Even amid a forest of high towers, St Paul’s Cathedral remains, architecturally, the heart of the City of London. It could be a key place for people to confront anxiety and seek a new vision for the future of humanity, money, and power.
This process, which is going on around the world, has to take in all interested parties. Limiting it to the elite who got us into this mess is insane.
After visiting the Occupy the London Stock Exchange camp on 27 October 2011, I have no idea why St Paul's shut up shop last week. The appearance of a large handful, but still only a handful, of cheap tents fifty yards from the front door would be possible to manage, one would think.

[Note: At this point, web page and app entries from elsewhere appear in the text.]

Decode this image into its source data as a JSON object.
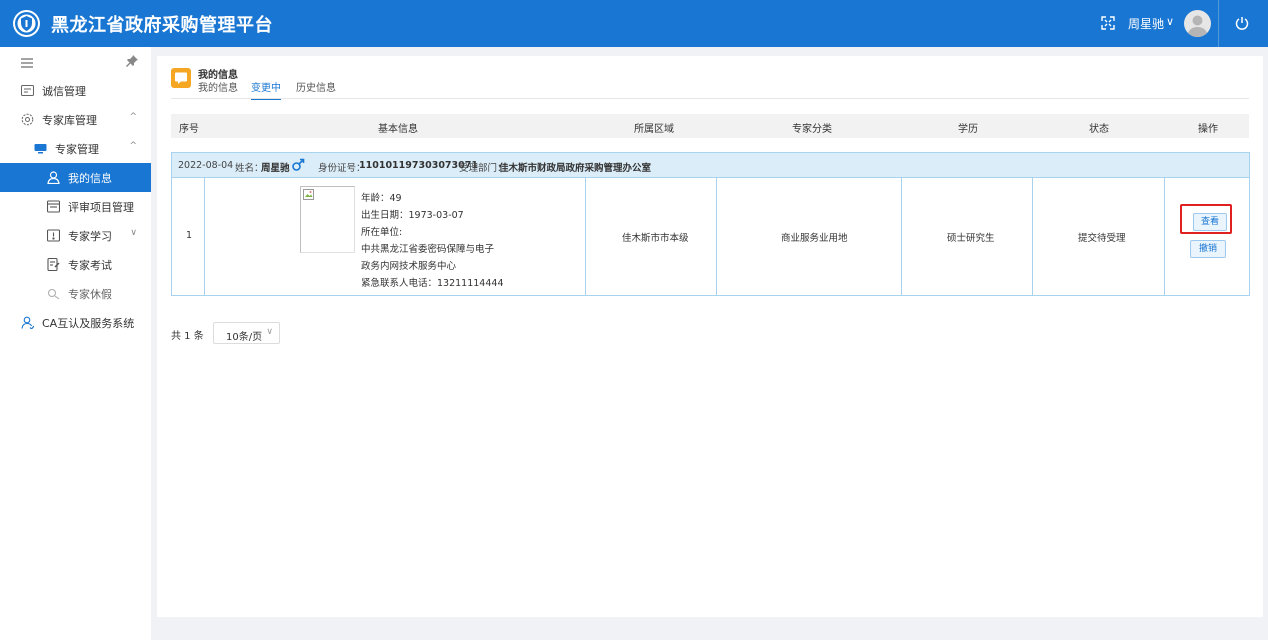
{
  "header": {
    "title": "黑龙江省政府采购管理平台",
    "user_name": "周星驰",
    "user_chevron": "∨"
  },
  "sidebar": {
    "items": [
      {
        "label": "诚信管理",
        "icon": "credit-icon"
      },
      {
        "label": "专家库管理",
        "icon": "settings-icon",
        "chevron": "^"
      },
      {
        "label": "专家管理",
        "icon": "monitor-icon",
        "chevron": "^"
      },
      {
        "label": "我的信息",
        "icon": "user-icon",
        "active": true
      },
      {
        "label": "评审项目管理",
        "icon": "window-icon"
      },
      {
        "label": "专家学习",
        "icon": "book-icon",
        "chevron": "∨"
      },
      {
        "label": "专家考试",
        "icon": "exam-icon"
      },
      {
        "label": "专家休假",
        "icon": "vacation-icon"
      },
      {
        "label": "CA互认及服务系统",
        "icon": "ca-user-icon"
      }
    ]
  },
  "panel": {
    "title": "我的信息",
    "tabs": [
      "我的信息",
      "变更中",
      "历史信息"
    ],
    "active_tab": "变更中"
  },
  "table": {
    "columns": [
      "序号",
      "基本信息",
      "所属区域",
      "专家分类",
      "学历",
      "状态",
      "操作"
    ],
    "rows": [
      {
        "date": "2022-08-04",
        "name_label": "姓名：",
        "name": "周星驰",
        "id_label": "身份证号：",
        "id_number": "110101197303073071",
        "dept_label": "受理部门：",
        "dept": "佳木斯市财政局政府采购管理办公室",
        "index": "1",
        "age_line": "年龄：49",
        "birth_line": "出生日期：1973-03-07",
        "unit_label": "所在单位:",
        "unit_line1": "中共黑龙江省委密码保障与电子",
        "unit_line2": "政务内网技术服务中心",
        "phone_line": "紧急联系人电话：13211114444",
        "region": "佳木斯市市本级",
        "category": "商业服务业用地",
        "education": "硕士研究生",
        "status": "提交待受理",
        "view_label": "查看",
        "revoke_label": "撤销"
      }
    ]
  },
  "pagination": {
    "total": "共 1 条",
    "page_size": "10条/页",
    "chevron": "∨"
  },
  "colors": {
    "primary": "#1976d2",
    "badge": "#f5a623",
    "highlight": "#e02020",
    "record_bg": "#dbedf8"
  }
}
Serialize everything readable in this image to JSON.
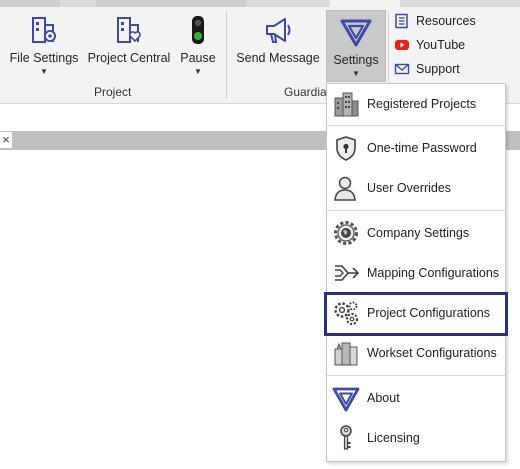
{
  "ribbon": {
    "buttons": {
      "file_settings": "File Settings",
      "project_central": "Project Central",
      "pause": "Pause",
      "send_message": "Send Message",
      "settings": "Settings"
    },
    "group_labels": {
      "project": "Project",
      "guardian": "Guardian"
    },
    "side_links": {
      "resources": "Resources",
      "youtube": "YouTube",
      "support": "Support"
    }
  },
  "settings_menu": {
    "items": [
      {
        "label": "Registered Projects",
        "icon": "buildings-icon"
      },
      {
        "label": "One-time Password",
        "icon": "shield-lock-icon"
      },
      {
        "label": "User Overrides",
        "icon": "user-icon"
      },
      {
        "label": "Company Settings",
        "icon": "gear-globe-icon"
      },
      {
        "label": "Mapping Configurations",
        "icon": "merge-arrows-icon"
      },
      {
        "label": "Project Configurations",
        "icon": "gears-icon",
        "highlighted": true
      },
      {
        "label": "Workset Configurations",
        "icon": "worksets-icon"
      },
      {
        "label": "About",
        "icon": "guardian-logo-icon"
      },
      {
        "label": "Licensing",
        "icon": "key-icon"
      }
    ]
  },
  "doc_tab": {
    "close_glyph": "×"
  },
  "colors": {
    "accent_navy": "#2a2f88",
    "icon_blue": "#3d4aa6",
    "youtube_red": "#e62117",
    "traffic_green": "#2db336"
  }
}
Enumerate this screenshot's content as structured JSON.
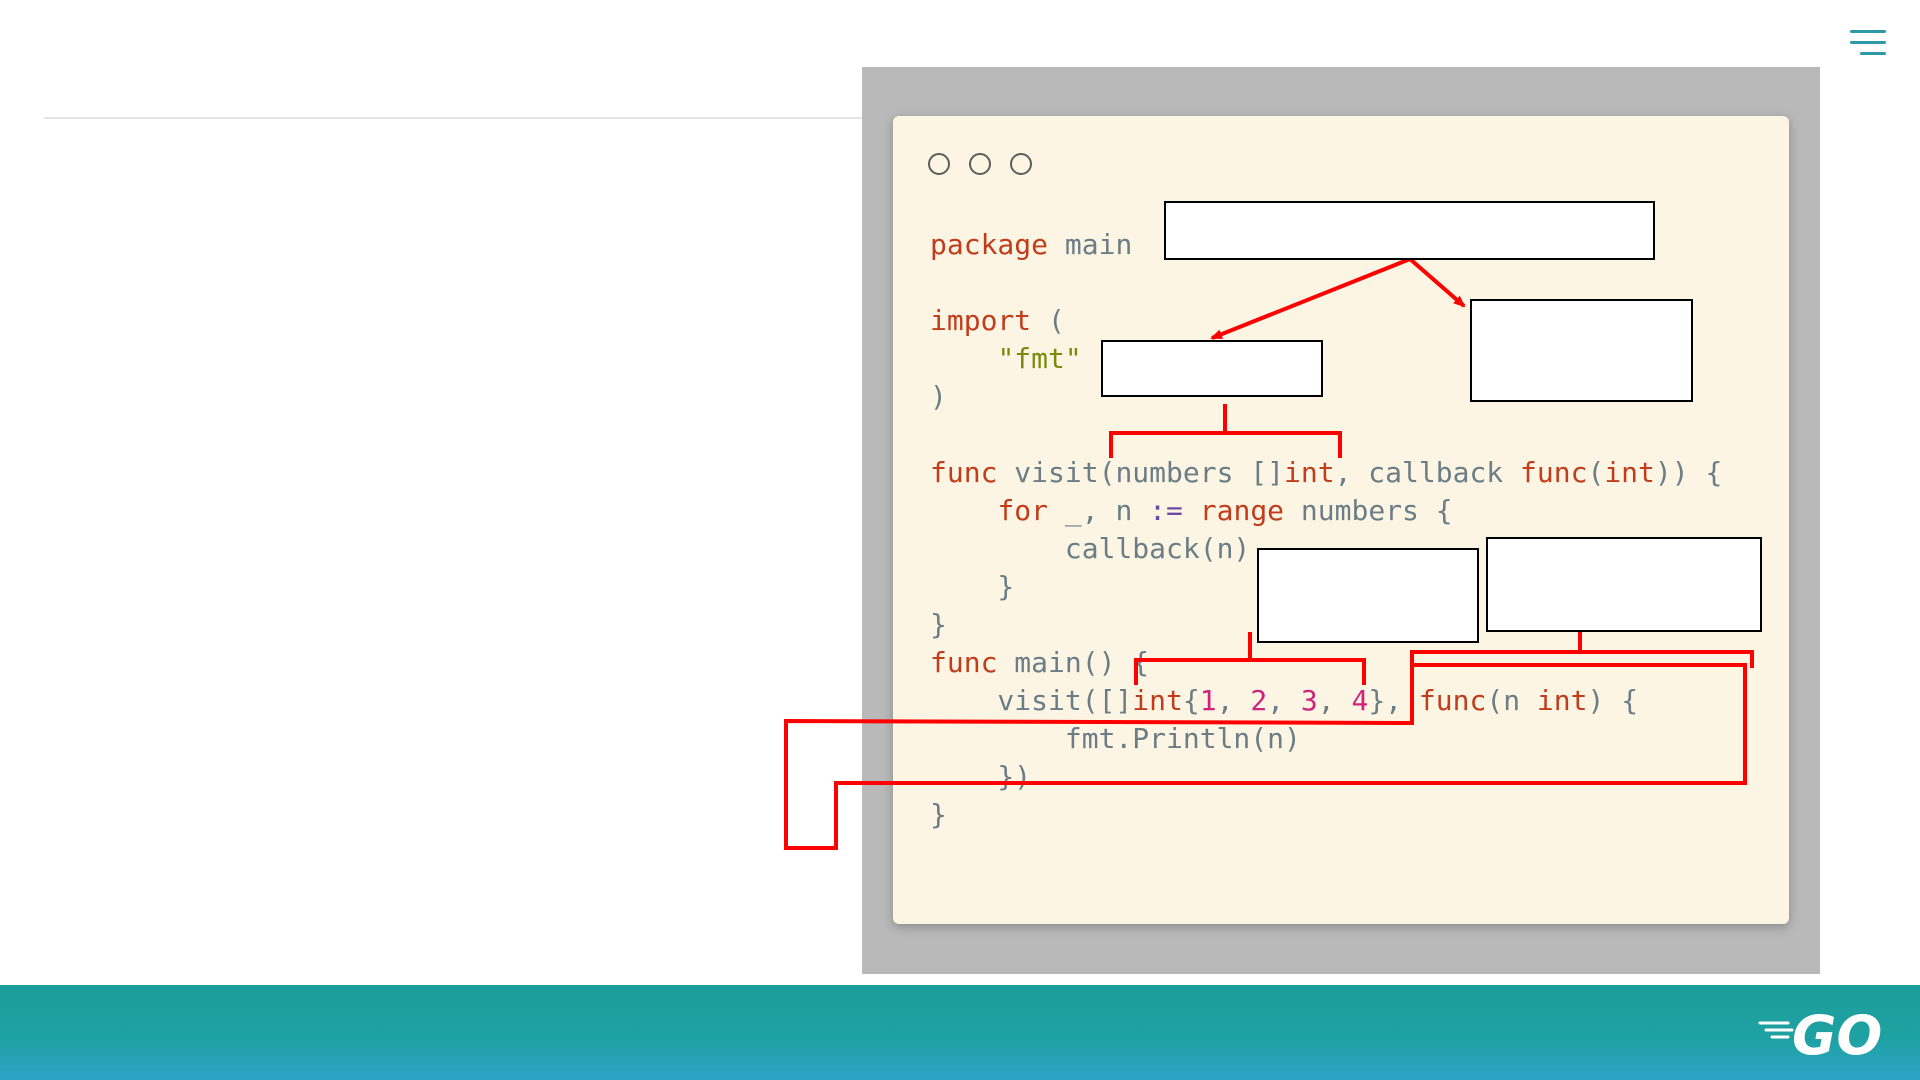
{
  "menu": {
    "icon": "hamburger-menu-icon",
    "accent": "#2b9aa6"
  },
  "code": {
    "window_dots": [
      "window-dot-1",
      "window-dot-2",
      "window-dot-3"
    ],
    "colors": {
      "keyword": "#c13d1c",
      "string": "#7a8a10",
      "number": "#d0247c",
      "plain": "#6b7d86",
      "background": "#fcf5e3"
    },
    "tokens": {
      "l1_kw": "package",
      "l1_rest": " main",
      "l3_kw": "import",
      "l3_rest": " (",
      "l4_ind": "    ",
      "l4_str": "\"fmt\"",
      "l5": ")",
      "l7_kw": "func",
      "l7_a": " visit(numbers []",
      "l7_int": "int",
      "l7_b": ", callback ",
      "l7_func": "func",
      "l7_c": "(",
      "l7_int2": "int",
      "l7_d": ")) {",
      "l8_ind": "    ",
      "l8_for": "for",
      "l8_a": " _, n ",
      "l8_op": ":=",
      "l8_sp": " ",
      "l8_range": "range",
      "l8_b": " numbers {",
      "l9": "        callback(n)",
      "l10": "    }",
      "l11": "}",
      "l12_kw": "func",
      "l12_rest": " main() {",
      "l13_a": "    visit([]",
      "l13_int": "int",
      "l13_b": "{",
      "n1": "1",
      "c1": ", ",
      "n2": "2",
      "c2": ", ",
      "n3": "3",
      "c3": ", ",
      "n4": "4",
      "l13_c": "}, ",
      "l13_func": "func",
      "l13_d": "(n ",
      "l13_int2": "int",
      "l13_e": ") {",
      "l14": "        fmt.Println(n)",
      "l15": "    })",
      "l16": "}"
    }
  },
  "annotations": {
    "color": "#ff0000",
    "labels": [
      "label-box-top",
      "label-box-left",
      "label-box-right",
      "label-box-middle",
      "label-box-far-right"
    ]
  },
  "footer": {
    "logo": "go-logo",
    "logo_text": "GO",
    "colors": [
      "#1c9e9a",
      "#2ea3c8"
    ]
  }
}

If, as Woody Allen suggests, 80 per cent of success is showing up, at least now St Paul’s has re-opened it is back in the game.
But what game?
Once upon a time an Urban Parochial Church Council in the South of England was interviewing candidates for the post of vicar. One willowy Anglo-Catholic youth made a big pitch for a shift up the candle — recalling the grand tradition of Anglo-Catholic slum clergy he said “what this place needs isn’t a leader, but a priest!”
Stirring stuff... until, quarter of an hour later a local bag lady with a skinful of cider but a heart of gold, crashed through the doors crowing, as was her wont, her signature line - “Help! I need a priest!” Willowy Anglo-Catholic youth disappeared to the toilet. He did not get the job.
As St Paul’s reopens its doors, this tale raises a question for its managers. Can they redeem their initial hysterical over-reaction? Do they want to draw all voices into a vital public debate, or will they clear the site as tactfully and soon as possible, probably in the middle of the night — when Caiaphas and chums used to do their business?
In other words do they have the stomach to engage in the real world at the crest of a tidal race between people, money and power, or are they just overgrown public schoolboys playing indoor games in their own self-important Tourist Disneyland?
Over to them...
See also the interview with the author on Channel 4 television news: http://www.channel4.com/news/catch-up/display/playlistref/291011/clipid/... 
© Alan Wilson is Suffragan Bishop of Buckingham in the Anglican Diocese of Oxford. His interests include spirituality, history, poetry, music, design/media, film, theology, social media, equality and human rights. This article is adapted, with grateful acknowledgment, from his widely regarded blog: http://bishopalan.blogspot.com/  You can also follow +Alan on Twitter @alantlwilson